On the other hand, the same God who delights in distinctions warns us against tearing asunder what He has brought together. He is a God who brings people of every tongue and tribe together into a holy nation, a royal priesthood. He makes of many grains one loaf.

Reformed theologians especially are given, at least when dealing with the critical issue of our salvation, to razor-thin distinctions. The links in our chain of the ordo salutis, or “order of salvation,” are strong, unbreakable, but nevertheless rather small. There is good reason for this, but also some danger. Sometimes the wedges we drive between concepts go too deep.

Consider faith and repentance. There is good reason to see these as two distinct things. With one, we look with hope to the provision of God in Christ. With the other, we acknowledge and confess our need for that work. Hypothetically, one could affirm that Jesus died for sinners and miss the glaring truth that the one making the affirmation is a sinner. One could more easily recognize the reality of his sin but know nothing of the provision in Christ. Thus, the two are two, and both equally needful.

On the other hand, one could argue that the two things are actually one, or at the very least that they flow from the same source.

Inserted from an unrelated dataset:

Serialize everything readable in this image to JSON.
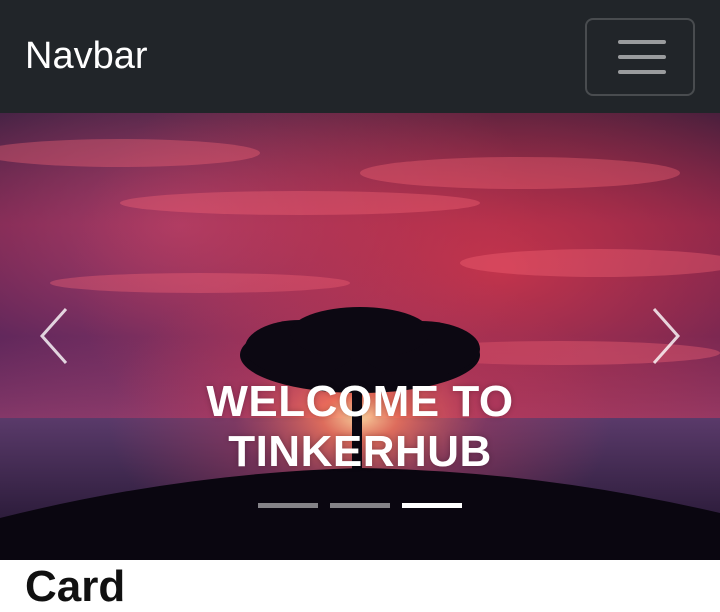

Faith is indeed the coming together of understanding, agreement, and trust. But on a more fundamental level, faith is simply this—believing God. Faith is displayed when God speaks and we say, “Amen.”

The devil, of course, knows that God is true. He is quite informed on the sacrifice of Christ. He knows to his very core, from the very longing of his heart by which he misses those who slipped through his fingers, that Jesus came to save sinners. He is also quite well aware of what and who he is—a sinner. All of this knowledge will make his eternity that much more painful.

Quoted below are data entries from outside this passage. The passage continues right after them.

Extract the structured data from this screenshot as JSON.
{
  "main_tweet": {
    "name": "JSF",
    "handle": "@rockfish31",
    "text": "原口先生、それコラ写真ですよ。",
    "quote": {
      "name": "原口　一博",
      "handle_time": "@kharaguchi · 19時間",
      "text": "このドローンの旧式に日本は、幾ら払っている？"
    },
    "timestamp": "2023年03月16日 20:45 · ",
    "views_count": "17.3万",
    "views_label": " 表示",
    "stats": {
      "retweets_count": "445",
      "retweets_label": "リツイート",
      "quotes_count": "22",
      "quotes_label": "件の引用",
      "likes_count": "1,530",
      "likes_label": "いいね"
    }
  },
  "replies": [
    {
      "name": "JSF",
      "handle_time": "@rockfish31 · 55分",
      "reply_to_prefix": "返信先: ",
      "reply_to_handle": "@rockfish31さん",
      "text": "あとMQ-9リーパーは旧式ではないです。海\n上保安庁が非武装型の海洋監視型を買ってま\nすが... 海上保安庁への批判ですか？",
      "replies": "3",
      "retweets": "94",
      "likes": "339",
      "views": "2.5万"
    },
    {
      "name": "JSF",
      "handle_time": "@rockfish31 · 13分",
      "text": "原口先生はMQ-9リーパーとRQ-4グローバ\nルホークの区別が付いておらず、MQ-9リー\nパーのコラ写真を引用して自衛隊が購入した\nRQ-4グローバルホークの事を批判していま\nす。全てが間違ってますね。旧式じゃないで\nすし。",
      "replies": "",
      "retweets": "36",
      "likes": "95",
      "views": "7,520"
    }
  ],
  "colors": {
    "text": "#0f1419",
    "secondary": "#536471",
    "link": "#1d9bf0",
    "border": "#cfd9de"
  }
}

Faith and repentance, then, might be at their closest when we confess that, as He says, we are sinners, and as we cry out, as He has commanded, “God, be merciful to me, a sinner” (Luke 18:13). God says, “All have sinned and fall short of the glory of God” (Rom. 3:23), and we say, “Lord, Your judgments are true.” When God says, “The saying is trustworthy and deserving of full acceptance, that Christ Jesus came into the world to save sinners, of whom I am the foremost” (1 Tim. 1:15), we do not merely affirm our agreement, but we sing it with hallelujahs and amens.

For all the important nuances, for all the valuable precision, the simple truth of the matter is we fell in the garden because we failed to believe God. All sin is a failure to believe God. The good news is that we are rescued from our sins by believing Him, both His judgment and His promise. That is, we are gifted with faith and repentance.

Just as we can make theology more complex than it need be, just as we are called, in seeking orthodoxy, to say our amens to what God has revealed about Himself, so we can make the living of our lives in faithfulness, the seeking of orthopraxy, more complex than it need be. Here, too, we are to say our amens about what God has revealed about His promises for us, about His law. He commands that we not worry about what we will eat or wear, and we are called to repent of our fears and believe His promises. He commands us to seek first His kingdom and His righteousness, and we are called to repent for our pursuit of personal peace and affluence, and to believe His promises.

It is true that God is true and all men are liars. It is true, in turn, that every man is miserly while God is extravagant. Were we wise, we would repent expansively, even as we would believe with both deep conviction and broad expectation. Our sin is simple—we do not believe God, and so do not obey God. The solution is simple—believe on the Lord Jesus Christ and you will be saved, you and your household (Acts 16:31). We do not merely believe this once and then nevermore; rather, we believe it both evermore and evermore.

Faith and Reason

Our Spiritual Life in the Body

Keep Reading Faith and Repentance

From the June 2013 Issue
Jun 2013 Issue